In Fall 2009 and Spring 2010, CLACS participated in a year-long collaboration with several high schools in the New York area. Through these partnerships, CLACS placed NYU graduate students into classrooms where they offered lectures on social justice, language arts, history and economics. Several of the guest lecturers then used their presentations as the basis for curricular materials, which have been placed on the CLACS website for teachers around the country to download and use in their classrooms.
Topics for these lectures varied greatly. For example, History PhD candidate Franny Sullivan presented on US-Cuba relations prior to 1959. She developed teaching materials that help provide historical background for the growing anti-American sentiment in Cuba that made the 1959 revolution possible. Another PhD candidate in History, Jen Adair, gave a lecture titled “State Violence and the Emergence of the Modern Human Rights Movement in Argentina.” She also created a unit, available on the CLACS website, which looks at the coalescence of a human rights movement in relation to Argentina’s Dirty War. Daniel Cohen, a PhD candidate in Sociology at NYU, discussed aspects of the Drug War from the Bolivian perspective. Cohen’s curricular materials interrogate some of the implications of the U.S. coca eradication policy and its effects on this country.
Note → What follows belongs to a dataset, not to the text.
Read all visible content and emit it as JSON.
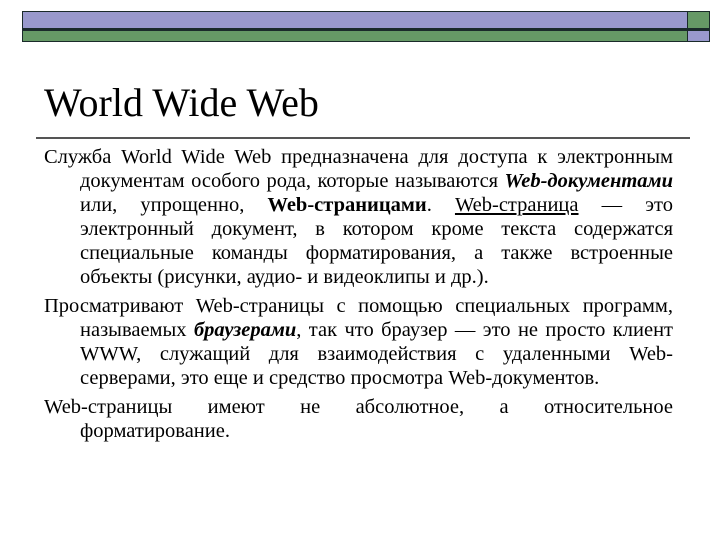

All curricular materials produced by our K-12 program can be found on the CLACS website and are available for free download and use. We also maintain a constantly growing collection of resources for educators. To receive announcements about our K-12 initiatives, please join our K-12 email list via the CLACS website.